* _Exercise material_:
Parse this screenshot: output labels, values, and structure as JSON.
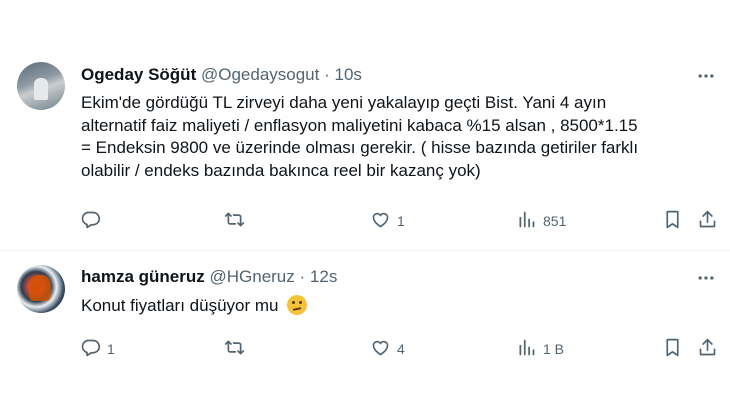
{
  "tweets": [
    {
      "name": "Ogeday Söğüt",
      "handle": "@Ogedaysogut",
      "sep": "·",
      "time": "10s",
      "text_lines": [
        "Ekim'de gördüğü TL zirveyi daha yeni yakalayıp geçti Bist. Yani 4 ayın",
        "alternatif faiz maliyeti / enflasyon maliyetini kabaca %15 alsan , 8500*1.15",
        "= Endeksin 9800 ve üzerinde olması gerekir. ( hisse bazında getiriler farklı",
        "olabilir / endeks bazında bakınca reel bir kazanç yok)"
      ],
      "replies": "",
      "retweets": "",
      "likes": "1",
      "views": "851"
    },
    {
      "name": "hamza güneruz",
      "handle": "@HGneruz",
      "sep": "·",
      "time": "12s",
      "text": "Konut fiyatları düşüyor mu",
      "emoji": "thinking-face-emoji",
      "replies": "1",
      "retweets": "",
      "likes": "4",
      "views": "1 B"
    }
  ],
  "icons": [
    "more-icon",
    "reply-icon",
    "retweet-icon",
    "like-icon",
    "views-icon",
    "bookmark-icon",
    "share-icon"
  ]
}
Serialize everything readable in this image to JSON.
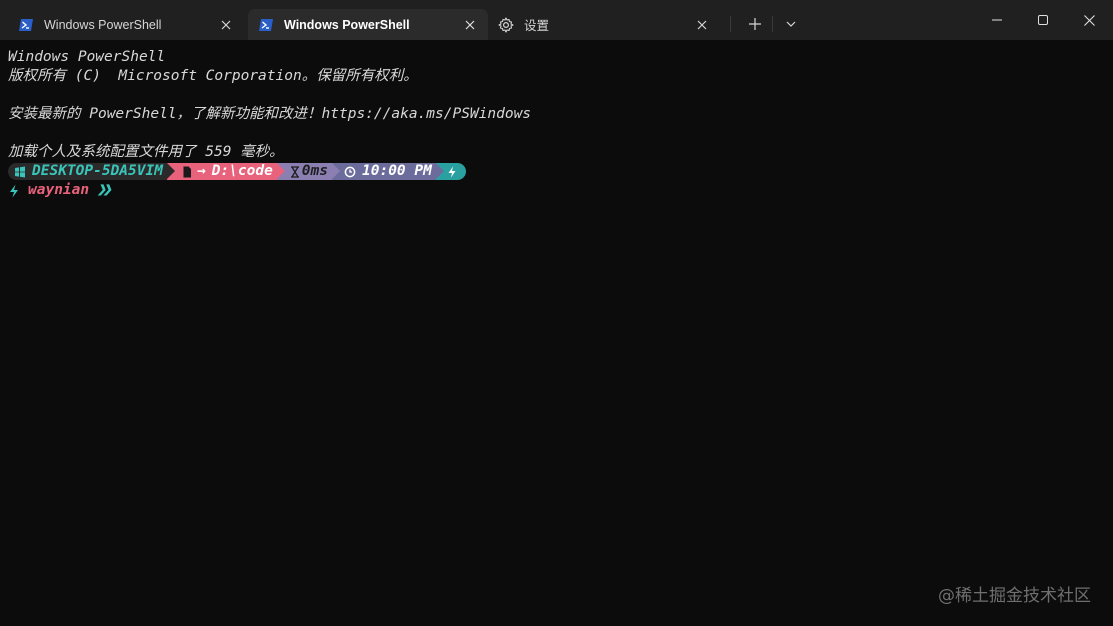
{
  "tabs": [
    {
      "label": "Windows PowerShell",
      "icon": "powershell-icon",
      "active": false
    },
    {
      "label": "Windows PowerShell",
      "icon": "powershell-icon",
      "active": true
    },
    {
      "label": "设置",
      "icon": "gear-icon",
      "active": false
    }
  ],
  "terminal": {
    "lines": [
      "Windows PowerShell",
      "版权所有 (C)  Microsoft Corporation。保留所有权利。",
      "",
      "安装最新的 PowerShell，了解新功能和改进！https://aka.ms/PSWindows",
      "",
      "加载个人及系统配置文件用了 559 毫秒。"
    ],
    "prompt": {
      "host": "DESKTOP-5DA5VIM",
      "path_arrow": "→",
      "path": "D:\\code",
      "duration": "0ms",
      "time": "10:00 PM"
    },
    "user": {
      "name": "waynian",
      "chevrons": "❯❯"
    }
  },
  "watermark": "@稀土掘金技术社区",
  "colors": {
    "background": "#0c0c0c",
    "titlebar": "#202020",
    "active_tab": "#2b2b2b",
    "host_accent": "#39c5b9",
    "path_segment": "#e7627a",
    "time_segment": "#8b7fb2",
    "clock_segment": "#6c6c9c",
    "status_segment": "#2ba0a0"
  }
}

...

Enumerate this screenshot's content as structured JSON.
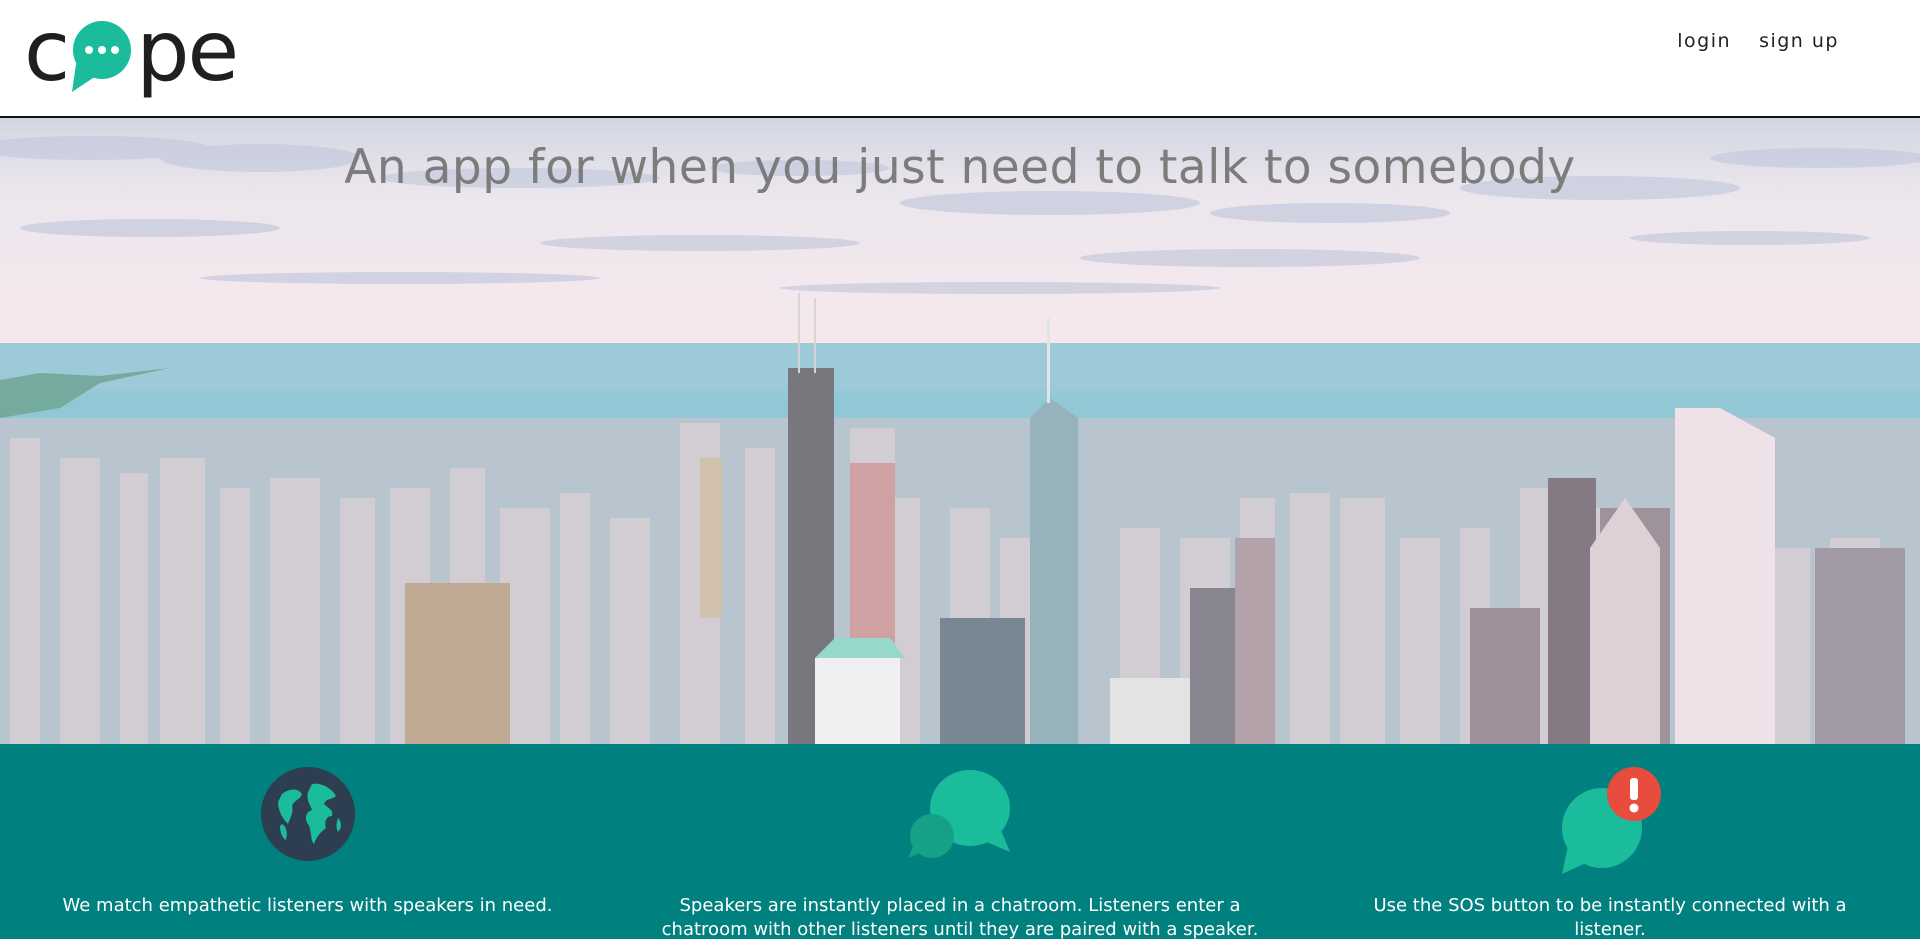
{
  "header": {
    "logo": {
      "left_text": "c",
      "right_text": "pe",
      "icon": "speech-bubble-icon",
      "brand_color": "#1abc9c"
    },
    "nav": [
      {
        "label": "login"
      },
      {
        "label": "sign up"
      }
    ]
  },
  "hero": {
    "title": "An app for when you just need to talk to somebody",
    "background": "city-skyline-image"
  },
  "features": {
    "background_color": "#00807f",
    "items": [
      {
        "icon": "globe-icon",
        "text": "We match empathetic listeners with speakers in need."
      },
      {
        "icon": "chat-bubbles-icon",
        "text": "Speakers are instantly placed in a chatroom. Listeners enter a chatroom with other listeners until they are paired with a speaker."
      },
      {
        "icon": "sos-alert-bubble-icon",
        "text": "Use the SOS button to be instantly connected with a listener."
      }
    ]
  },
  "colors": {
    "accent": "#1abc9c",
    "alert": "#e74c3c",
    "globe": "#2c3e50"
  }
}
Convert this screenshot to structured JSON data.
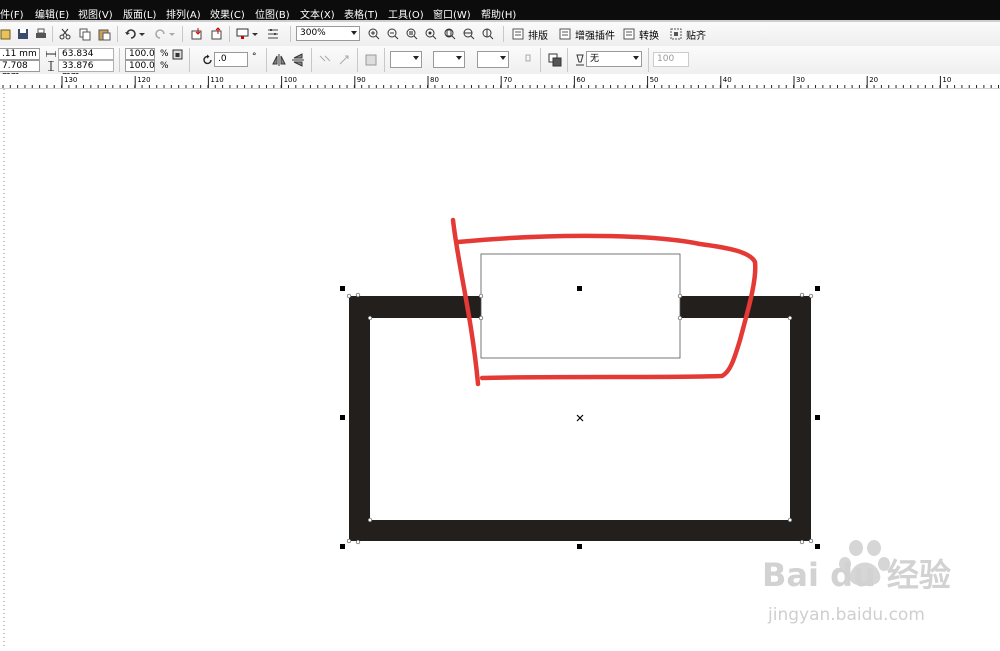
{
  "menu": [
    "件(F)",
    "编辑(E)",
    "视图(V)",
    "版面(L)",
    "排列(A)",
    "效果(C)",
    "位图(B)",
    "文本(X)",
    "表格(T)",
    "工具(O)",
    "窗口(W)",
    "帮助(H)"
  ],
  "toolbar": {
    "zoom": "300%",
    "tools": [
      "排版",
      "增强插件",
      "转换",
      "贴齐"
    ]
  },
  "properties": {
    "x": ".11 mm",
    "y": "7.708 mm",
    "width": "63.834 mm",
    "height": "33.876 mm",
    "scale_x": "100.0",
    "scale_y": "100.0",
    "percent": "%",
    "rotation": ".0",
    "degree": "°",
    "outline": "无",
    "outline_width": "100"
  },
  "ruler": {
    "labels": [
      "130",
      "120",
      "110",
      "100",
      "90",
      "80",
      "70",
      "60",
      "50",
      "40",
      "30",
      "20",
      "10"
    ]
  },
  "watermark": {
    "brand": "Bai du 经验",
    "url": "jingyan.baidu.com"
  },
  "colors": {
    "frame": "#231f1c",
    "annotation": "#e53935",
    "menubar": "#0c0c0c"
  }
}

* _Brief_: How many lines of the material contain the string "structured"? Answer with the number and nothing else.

* _Exercise answer_: 2